So far I’ve talked about the train fatigue recovery cycle and its various phases and Jan Olbrecht’s model focuses attention on the fact that different types of training will require different recovery periods. Another issue to think about are the actions we can take to speed up the recovery process, rather than just wait for it to take its natural course. This whole area is very large and a full discussion is way beyond what I can cover in this relatively short article because there are so many factors to think about. So I’m going to refer you to a nice handy handbook called ‘Recovery Training’ written by Angela Calder of the Australian Institute of Sport. Just so you don’t think I’m attempting to op-out at this point I will cover a few issues about recovery, but I will certainly not attempt to cover the subject as comprehensively as Angela Calder does in her handbook. I recommend you all download a copy and give it a careful read.

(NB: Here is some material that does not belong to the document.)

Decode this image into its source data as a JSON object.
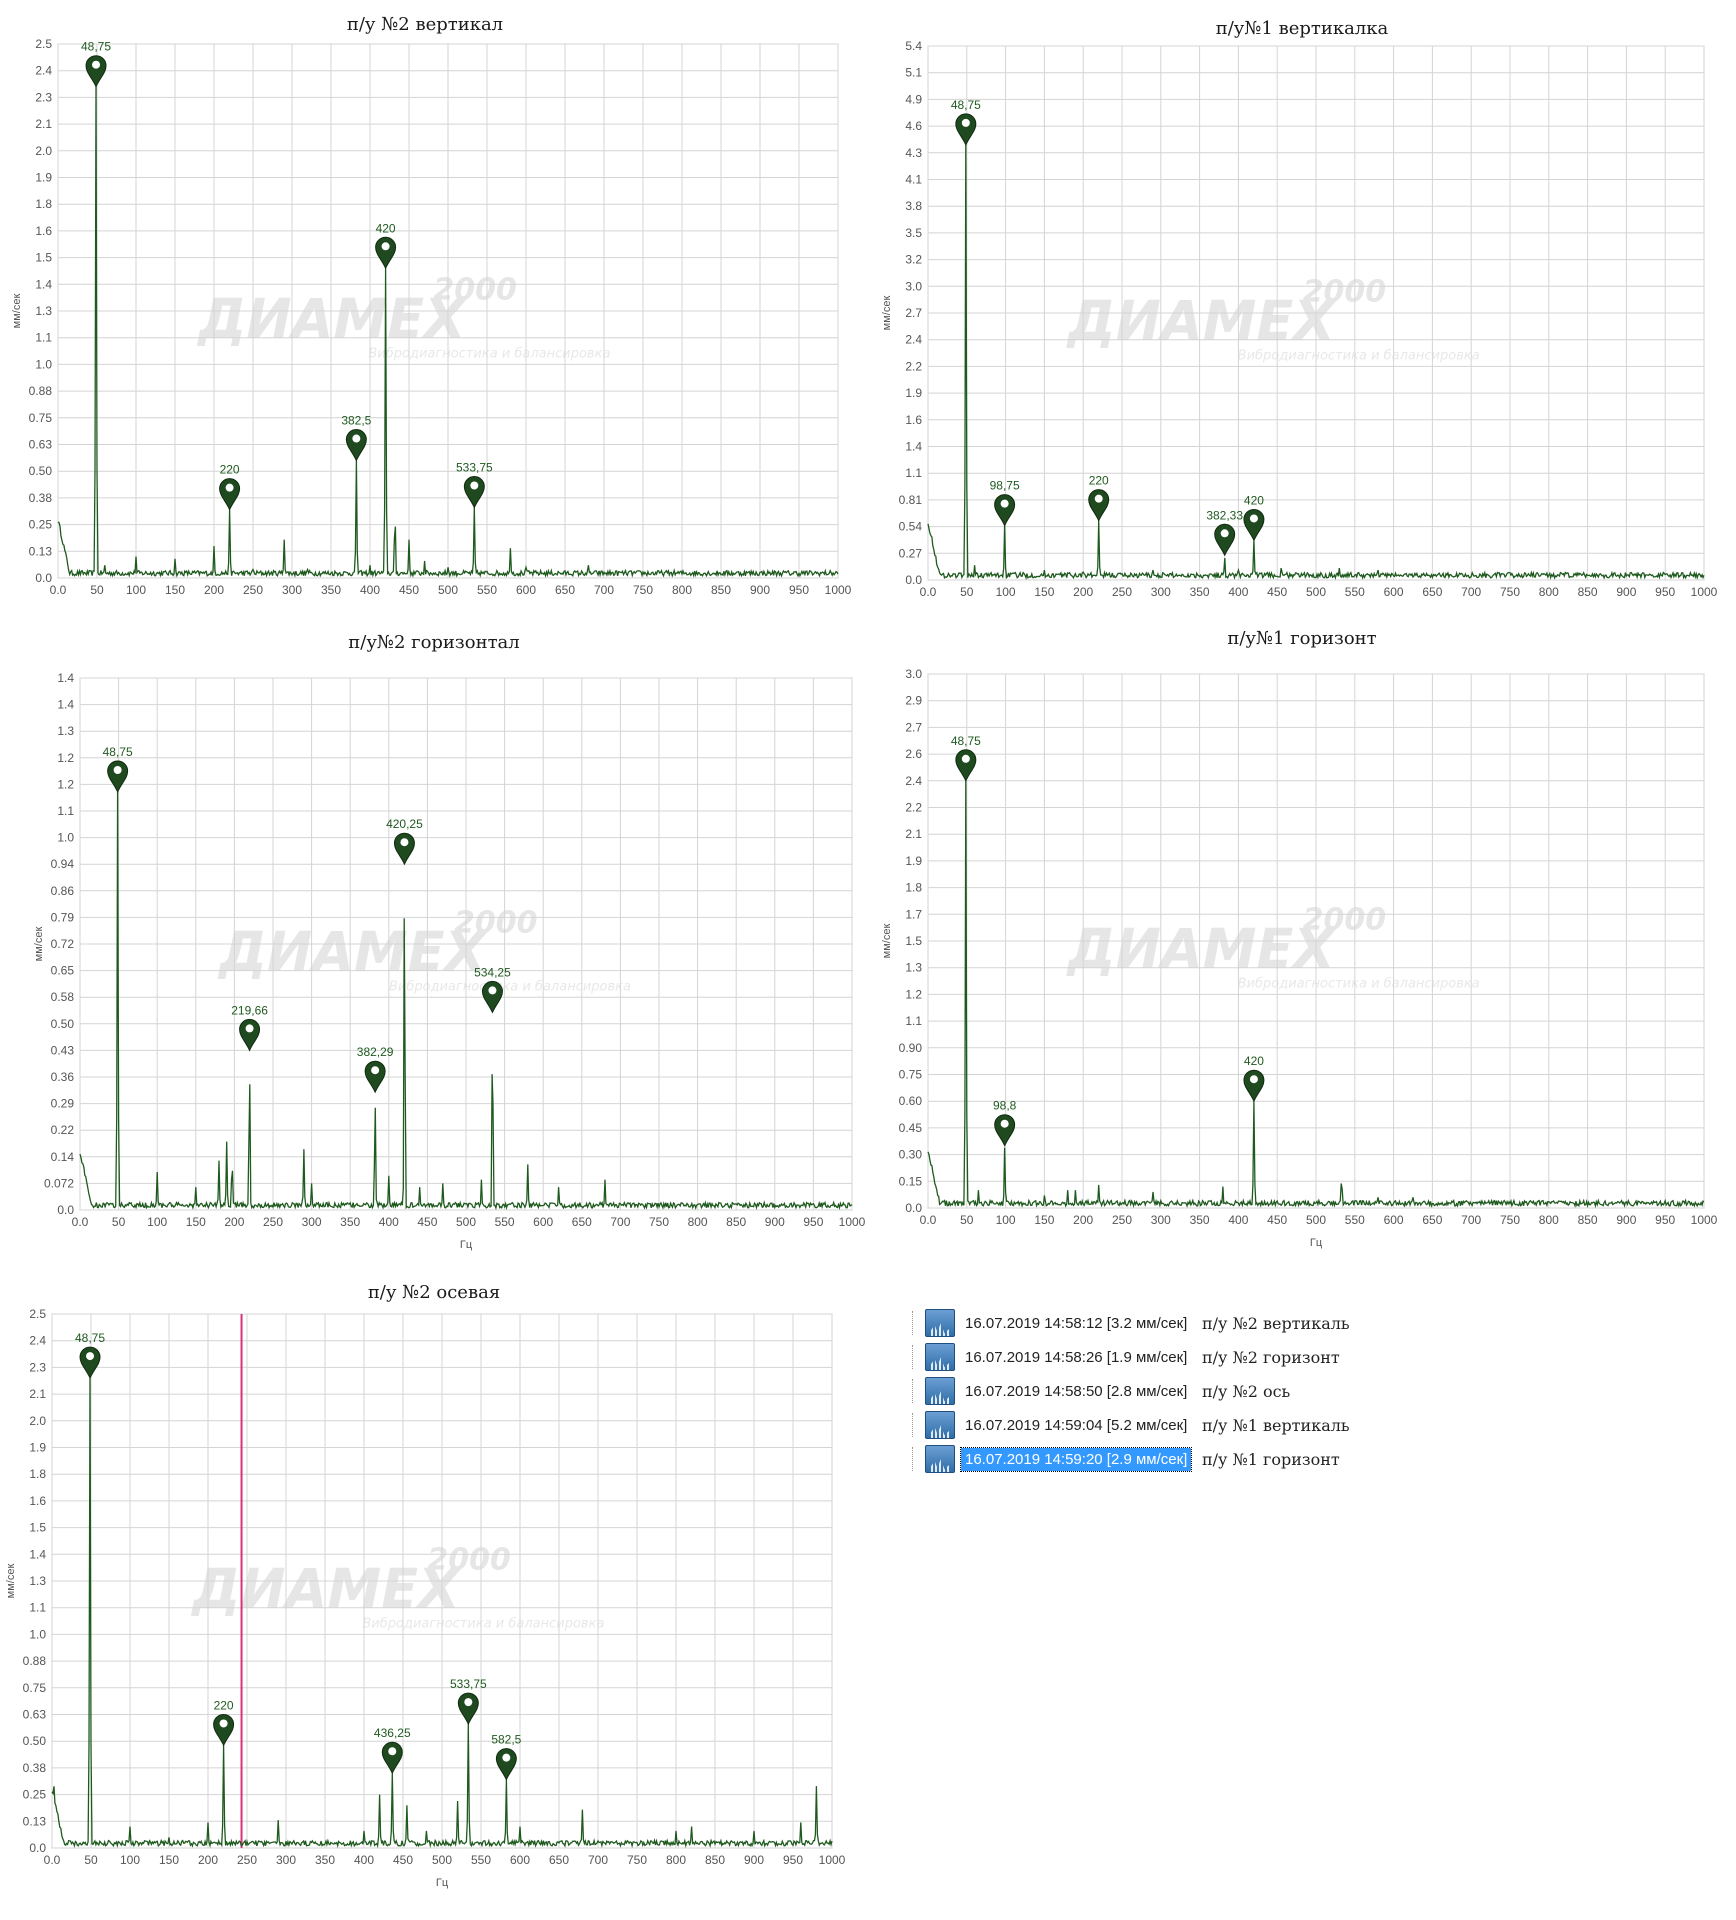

The first thing after any form of training is to think about replenishing energy substrates and this is principally carbohydrates. This is where energy drinks, and recovery drinks come into their own. So lesson one is to consume carbohydrates during and then as soon as you have finished a training session. The same goes for competition.

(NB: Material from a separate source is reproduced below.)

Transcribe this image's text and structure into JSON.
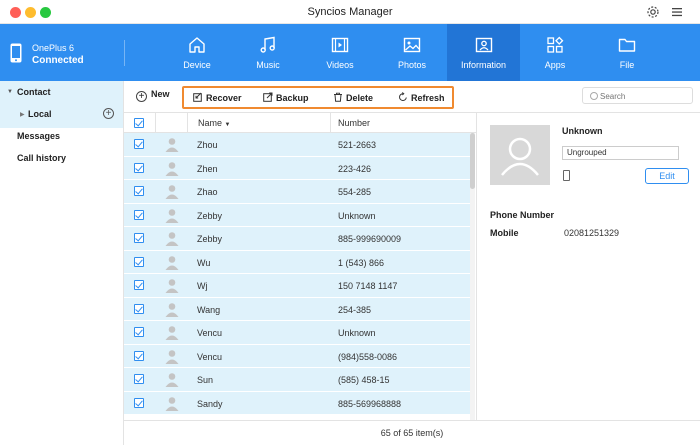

If the training has been a particularly hard session, or hard race, then the carbohydrates should be mixed with protein in something like four parts carbohydrate to one part of protein, and diluted down to a solution of some 5% to 8% which aids fast absorption from the gut. It is now well understood in the sport science world that the body is very receptive to taking up carbohydrates and protein to assist recovery processes in the two hour period immediately following training or racing. That two-hour window is critical and this is where your recovery drinks such as Science in Sport (SIS) Rego or Hi Five’s Energy Source can be very helpful. Some recent research in this area even refers to the first 30 minutes following training as the critical window of nutrient replacement to aid recovery.

The other critical element immediately following training or racing is hydration. You should be hydrating well during training and competition of course everyone knows that, but you often need more fluid than you might realise and you must certainly make sure you fully hydrate during the early stage of recovery.

Amongst other things to think about during the early hours of recovery is to try and put your legs up and rest them for a few hours. And certainly don’t go and do activities like digging up the garden, or moving heavy objects around, or even shopping. Walking around for lengthy periods can have a very debilitating effect on tired cyclist’s legs, and it just delays the recovery process.

Recovery massage is very helpful in restoring some life back into very tired muscles. This can be self massage, or you can find a good physiotherapist who really understands what they are doing. And if you are very brave you might consider alternating hot and cold whilst you are in the shower. This hydrotherapy approach is thought to greatly reduce inflammation in muscles that have been worked very hard. I first came across cold hydrotherapy methods at the 2004 Olympic training camp in Cyprus when I found myself talking to Kelly Holmes as she stood waist deep in a wheely bin full of ice water ! It must have done something as three weeks later she won two gold medals at the Athens Olympics.

As already mentioned easy recovery rides on recovery days will certainly help as well. But the key word is easy. The last factor I will mention is good quality sleep. Try to get to bed early-ish and get a good solid eight hours plus as it’s during sleep when so many of the repair processes become very active.


I hope this article has provided some deeper insights into the recovery process after training and of course the same thinking goes for competition. Being much more aware of the need to factor in sufficient recovery time to training programmes is critical to the whole process of becoming fitter and stronger on the bike. And reaching the super-compensation point after most if not all you training sessions is also critical to become a fitter bike rider. Here’s a small equation that sums it up:

Smart Training + Quality Recovery + Supercompensation = Improved Fitness

1. The Science of Winning. Jan, Olbrecht
2. Recovery Training, Angela Calder. Australian Institute of Sport.